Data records
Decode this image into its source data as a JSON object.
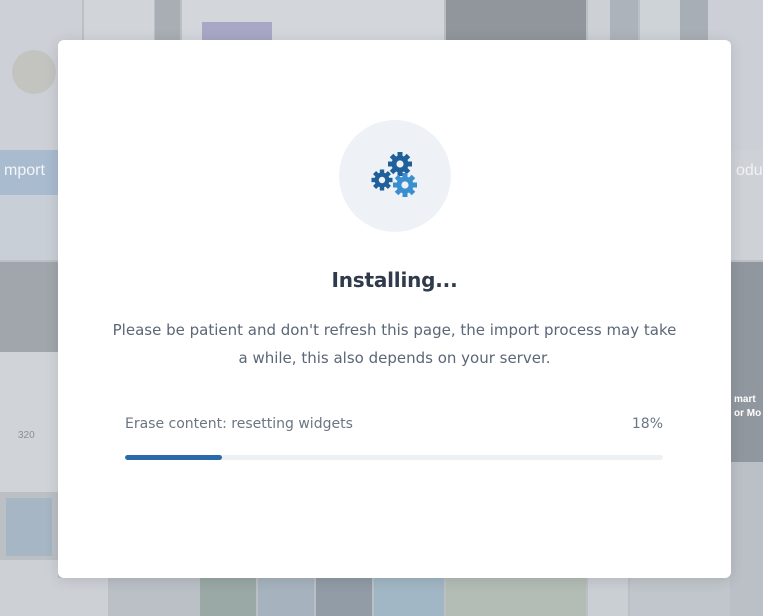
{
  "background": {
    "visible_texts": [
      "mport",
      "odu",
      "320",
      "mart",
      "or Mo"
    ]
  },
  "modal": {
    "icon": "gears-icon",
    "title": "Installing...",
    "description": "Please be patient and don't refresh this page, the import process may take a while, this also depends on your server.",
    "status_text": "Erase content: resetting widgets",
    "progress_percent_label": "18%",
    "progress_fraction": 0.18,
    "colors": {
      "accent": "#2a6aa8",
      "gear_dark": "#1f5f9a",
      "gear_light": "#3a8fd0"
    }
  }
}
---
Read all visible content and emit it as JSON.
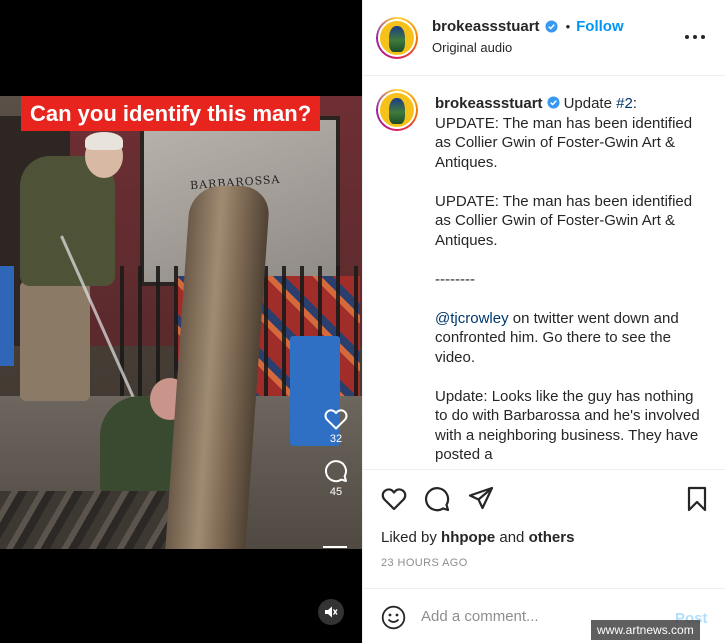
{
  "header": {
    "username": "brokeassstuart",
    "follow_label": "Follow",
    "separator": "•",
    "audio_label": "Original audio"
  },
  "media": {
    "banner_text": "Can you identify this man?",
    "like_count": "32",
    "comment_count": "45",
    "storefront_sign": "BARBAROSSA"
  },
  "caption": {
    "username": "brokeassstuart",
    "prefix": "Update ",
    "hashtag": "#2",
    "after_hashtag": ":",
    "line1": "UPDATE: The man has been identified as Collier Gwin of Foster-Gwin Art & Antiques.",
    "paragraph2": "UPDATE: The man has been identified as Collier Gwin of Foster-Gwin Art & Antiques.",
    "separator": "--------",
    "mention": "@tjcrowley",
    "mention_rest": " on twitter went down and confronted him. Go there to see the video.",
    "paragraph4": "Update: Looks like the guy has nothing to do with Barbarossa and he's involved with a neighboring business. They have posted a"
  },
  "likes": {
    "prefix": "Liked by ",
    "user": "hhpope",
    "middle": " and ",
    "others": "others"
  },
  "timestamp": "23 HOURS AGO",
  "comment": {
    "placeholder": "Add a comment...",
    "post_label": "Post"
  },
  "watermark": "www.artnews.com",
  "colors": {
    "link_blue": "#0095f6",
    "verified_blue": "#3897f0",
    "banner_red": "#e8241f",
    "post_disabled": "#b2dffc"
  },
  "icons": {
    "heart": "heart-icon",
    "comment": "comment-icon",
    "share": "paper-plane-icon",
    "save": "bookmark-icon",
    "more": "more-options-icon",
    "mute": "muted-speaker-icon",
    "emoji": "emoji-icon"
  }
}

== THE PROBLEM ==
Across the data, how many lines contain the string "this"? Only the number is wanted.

== RESULT OF THE TASK ==
3